The trust of your own people. Believe me or not but most of the Innovation teams are challenged by Internal credibility.. to a fact that some Innovation teams do not even take off because there is lack of support from Internal people on it. When you hear statements like "I dont think this will work out", "What's the use of Innovation when the output is not in time?" and so and so.... believe me your Innovation sector is weak.... its time to reform the objective and expectations. A few months ago I sent a email to my team asking them to nominate themselves or Team members for what I called "Innovation Time off" a time off every week or part of every day to work on a project that can bring some Innovation to the Product we work on. In response I got 2 people who initiated thoughtful work on 2 important things...
1. A framework to change delegation model on UI.
2. A snippet that will remove client side dependencies of the application, to access client side data.

Both items rendered and ideate d in a different way for different things. Then came a time when support was needed... weeks of effort when doesn't show any tangible work value questions arise. This is the time when Internal credibility comes into question...

You need a reform when statements/questions like the one below are asked:

1. Is there a timeline to this deliverable?
2. How can we make sure that you get this done?
3. Can we do X instead of Y? Our customers need Y desperately.
4. Its hard for me to justify what you guys are doing, can you tell me what?
5. We failed doing Innovations last time, How sure are we about this time?
6. We have a Innovation team that cares of this. Ask them.

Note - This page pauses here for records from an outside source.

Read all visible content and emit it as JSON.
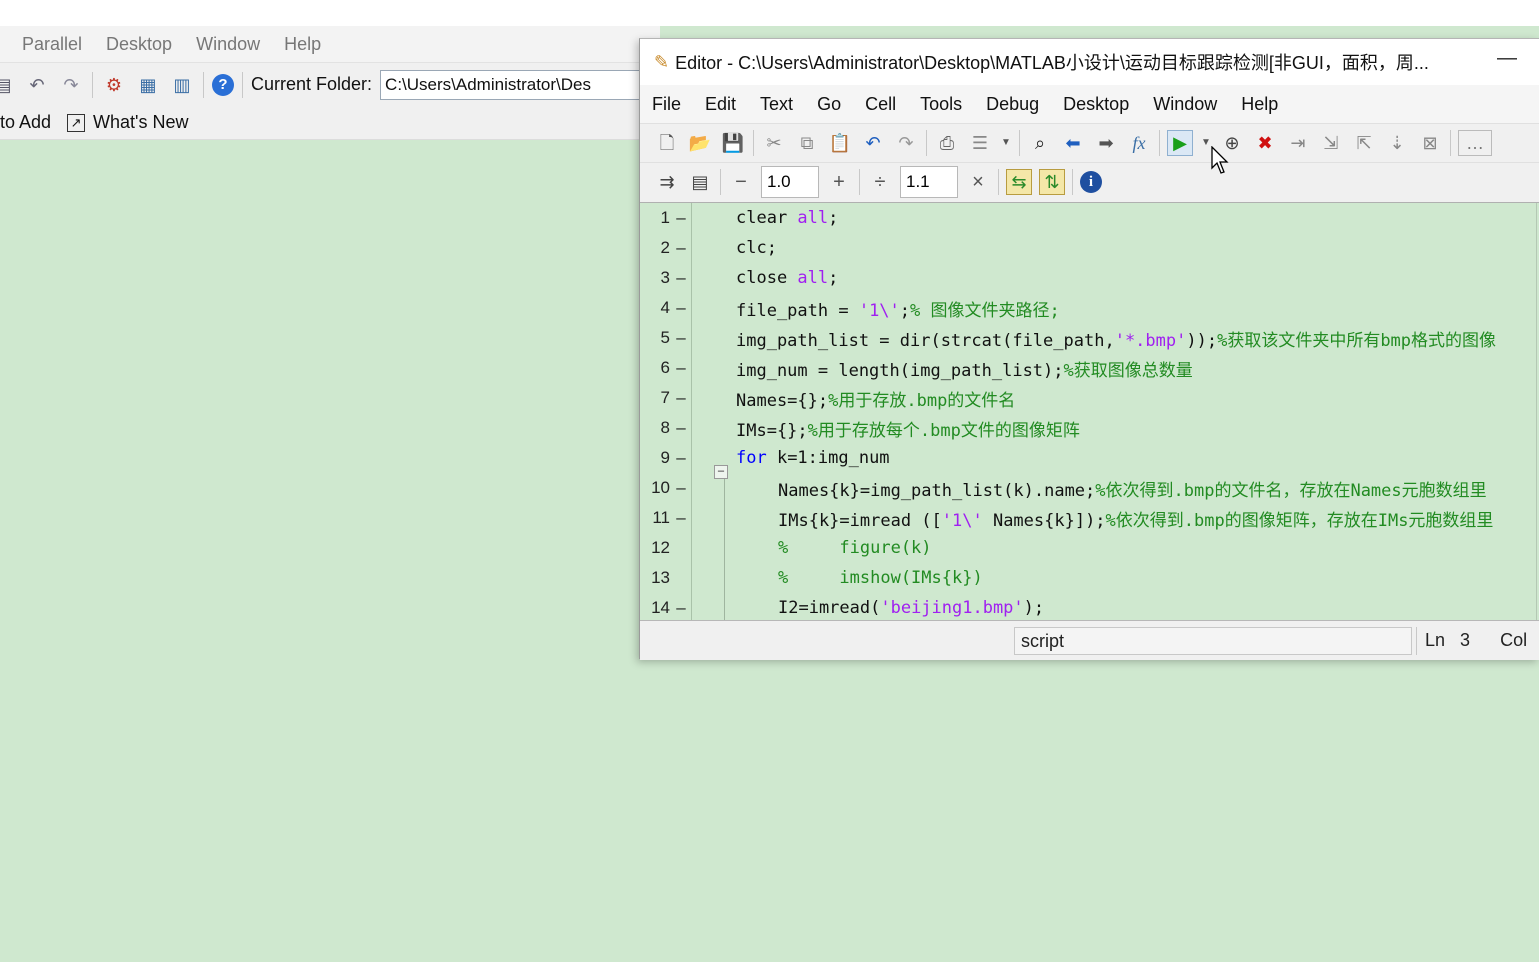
{
  "desktop": {
    "menu": [
      "Parallel",
      "Desktop",
      "Window",
      "Help"
    ],
    "current_folder_label": "Current Folder:",
    "current_folder_value": "C:\\Users\\Administrator\\Des",
    "shortcuts": [
      "to Add",
      "What's New"
    ]
  },
  "editor": {
    "title": "Editor - C:\\Users\\Administrator\\Desktop\\MATLAB小设计\\运动目标跟踪检测[非GUI，面积，周...",
    "minimize": "—",
    "menu": [
      "File",
      "Edit",
      "Text",
      "Go",
      "Cell",
      "Tools",
      "Debug",
      "Desktop",
      "Window",
      "Help"
    ],
    "cell_values": [
      "1.0",
      "1.1"
    ],
    "code_lines": [
      {
        "n": "1",
        "bp": "–",
        "indent": 0,
        "parts": [
          [
            "code",
            "clear "
          ],
          [
            "str",
            "all"
          ],
          [
            "code",
            ";"
          ]
        ]
      },
      {
        "n": "2",
        "bp": "–",
        "indent": 0,
        "parts": [
          [
            "code",
            "clc;"
          ]
        ]
      },
      {
        "n": "3",
        "bp": "–",
        "indent": 0,
        "parts": [
          [
            "code",
            "close "
          ],
          [
            "str",
            "all"
          ],
          [
            "code",
            ";"
          ]
        ]
      },
      {
        "n": "4",
        "bp": "–",
        "indent": 0,
        "parts": [
          [
            "code",
            "file_path = "
          ],
          [
            "str",
            "'1\\'"
          ],
          [
            "code",
            ";"
          ],
          [
            "cmt",
            "% 图像文件夹路径;"
          ]
        ]
      },
      {
        "n": "5",
        "bp": "–",
        "indent": 0,
        "parts": [
          [
            "code",
            "img_path_list = dir(strcat(file_path,"
          ],
          [
            "str",
            "'*.bmp'"
          ],
          [
            "code",
            "));"
          ],
          [
            "cmt",
            "%获取该文件夹中所有bmp格式的图像"
          ]
        ]
      },
      {
        "n": "6",
        "bp": "–",
        "indent": 0,
        "parts": [
          [
            "code",
            "img_num = length(img_path_list);"
          ],
          [
            "cmt",
            "%获取图像总数量"
          ]
        ]
      },
      {
        "n": "7",
        "bp": "–",
        "indent": 0,
        "parts": [
          [
            "code",
            "Names={};"
          ],
          [
            "cmt",
            "%用于存放.bmp的文件名"
          ]
        ]
      },
      {
        "n": "8",
        "bp": "–",
        "indent": 0,
        "parts": [
          [
            "code",
            "IMs={};"
          ],
          [
            "cmt",
            "%用于存放每个.bmp文件的图像矩阵"
          ]
        ]
      },
      {
        "n": "9",
        "bp": "–",
        "indent": 0,
        "fold": "−",
        "parts": [
          [
            "kw",
            "for "
          ],
          [
            "code",
            "k=1:img_num"
          ]
        ]
      },
      {
        "n": "10",
        "bp": "–",
        "indent": 1,
        "parts": [
          [
            "code",
            "Names{k}=img_path_list(k).name;"
          ],
          [
            "cmt",
            "%依次得到.bmp的文件名，存放在Names元胞数组里"
          ]
        ]
      },
      {
        "n": "11",
        "bp": "–",
        "indent": 1,
        "parts": [
          [
            "code",
            "IMs{k}=imread (["
          ],
          [
            "str",
            "'1\\'"
          ],
          [
            "code",
            " Names{k}]);"
          ],
          [
            "cmt",
            "%依次得到.bmp的图像矩阵，存放在IMs元胞数组里"
          ]
        ]
      },
      {
        "n": "12",
        "bp": "",
        "indent": 1,
        "parts": [
          [
            "cmt",
            "%     figure(k)"
          ]
        ]
      },
      {
        "n": "13",
        "bp": "",
        "indent": 1,
        "parts": [
          [
            "cmt",
            "%     imshow(IMs{k})"
          ]
        ]
      },
      {
        "n": "14",
        "bp": "–",
        "indent": 1,
        "parts": [
          [
            "code",
            "I2=imread("
          ],
          [
            "str",
            "'beijing1.bmp'"
          ],
          [
            "code",
            ");"
          ]
        ]
      }
    ],
    "status": {
      "script": "script",
      "ln_label": "Ln",
      "ln_value": "3",
      "col_label": "Col"
    }
  }
}
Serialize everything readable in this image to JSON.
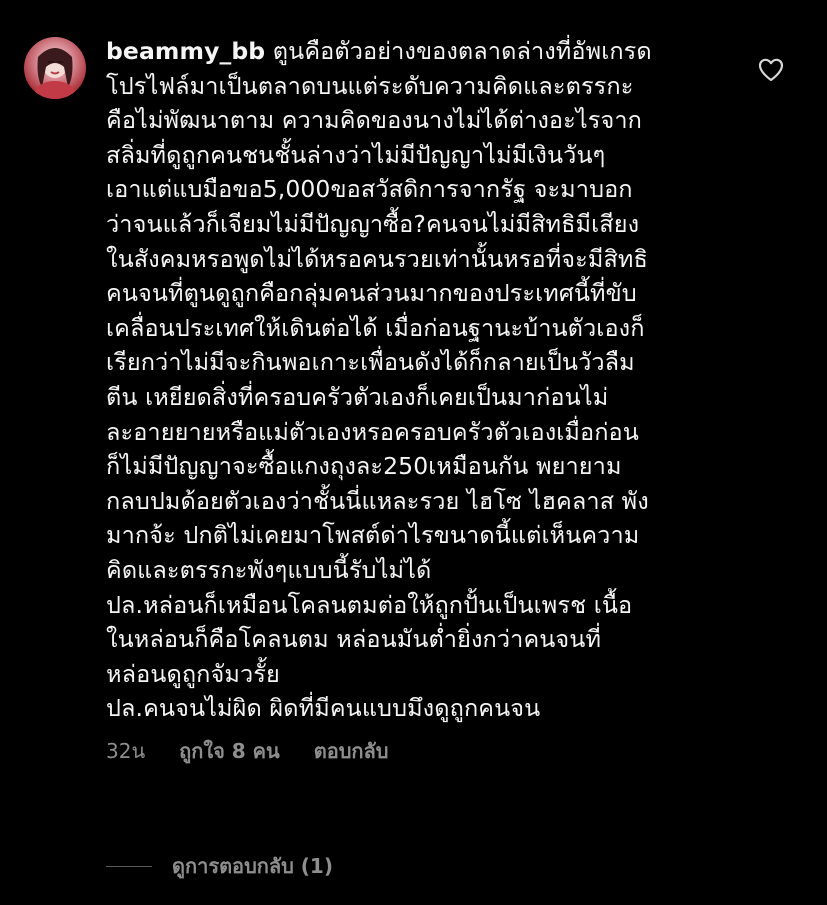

These are the things that takes the blood and oxygen out of your Innovators... If these questions come from customers its fine as they are expecting you to do something, however they dont come from customers.. when it comes from your internal staff... its a killer.

What can you do instead to support your Innovation teams?

1. Ask them on how is it going? Do you want brainstorming sessions to discuss more on your ideas?
2. Hand them a cup of coffee and take them on a Innovation stroll(I will write on this soon)
3. Offer help to support.
4. Innovation leaders should be made to present their progress in various internal meetings.

So what do you do when your Team tries to build a Innovation team? You standup with it or face your back?

How do you support your Innovators?

Do you think you have Innovators within?